Here’s a picture from Harris County’s 263rd District Court yesterday. The prosecutors trying a murder (?) case had laid down a blue tape outline of the dead person’s body, chalk-outline style, early in the trial:
When I saw this, my first reaction was: awesome! (coincidentally, that was my nine-year-old’s reaction as well). The prosecutors, Brad Hart and Katie Warren, became my trial advocacy heroes of the day. (Sorry, guys; you can’t commit such trial ad awesomeness and expect to remain anonymous.)
My second reaction was to ask myself how the defense could best deal with the potentially incendiary effect of the chalk outline? You’ve got this thing on the floor in the middle of the jurors’ field of view that you have to walk around or over every time you approach a witness. It’s like trying a case in a crime scene.
And that’s probably not a good thing for the defense. Especially if it was the State’s idea to take the jury there. The obvious reaction: whine to the judge and ask him to tell them not to do it. That’s probably a good place to start, for the sake of the record at least. But what if the judge allows it to remain?
Insist that it’s covered when it’s not being used? The prosecutors reportedly did this for much of the trial, till it became too much of a nuisance. I suspect that leaving it uncovered might have been better for the defense—covering and uncovering it would call a lot more attention to it.
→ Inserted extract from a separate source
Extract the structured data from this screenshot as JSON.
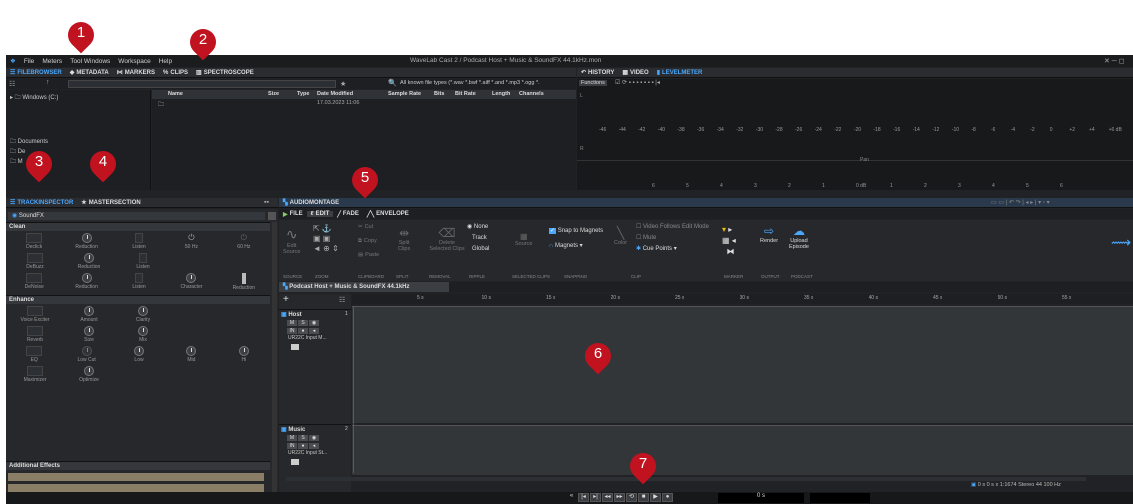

What else? The more it seems to the jury that the outline bothers you, the more harm it will do your client. So the first thing, assuming that the judge has rejected your arguments (out of the presence of the jury) for this bit of courtroom theatre to be forbidden, is to act like it doesn’t make any difference to your case. It shouldn’t change your routine at all. If you treat it like a corpse, stepping carefully around it, the jury will see a corpse. If you walk freely through it and over it as though there is nothing important there (but don’t deliberately damage it), there is nothing important there.
It’s tempting to say, “Treat it explicitly like great theatre. Point out to the jury that it is great theatre, but that great theatre doesn’ make the State’s case any stronger.” I’m not sure about that response. It is great theatre, but the 12 jurors don’t know that. They aren’t in the courthouse every day, and they don’t know what is usual and what isn’t. So the best approach might be to treat this just like another day in the courtroom.
When this happens in a case I’m trying, I’ll figure out what works. Until then, I don’t claim to have the answers. What do you think?
Recent PostsSee All
Under section 46.05(a)(3) of the Texas Penal Code, it is a felony to possess, manufacture, transport, repair, or sell a "prohibited weapon," including a chemical dispensing device. Chemical dispensing
What is Online Solicitation of a Minor? Online Solicitation of a Minor is one of two offenses created by sections 33.021(b) and 33.021(c) of the Texas Penal Code: Sec. 33.021. ONLINE SOLICITATION OF
Facing drug-possession charges can be a harrowing experience with potentially severe consequences. To navigate the complex legal system and protect your rights, you'll need a top drug-possession lawye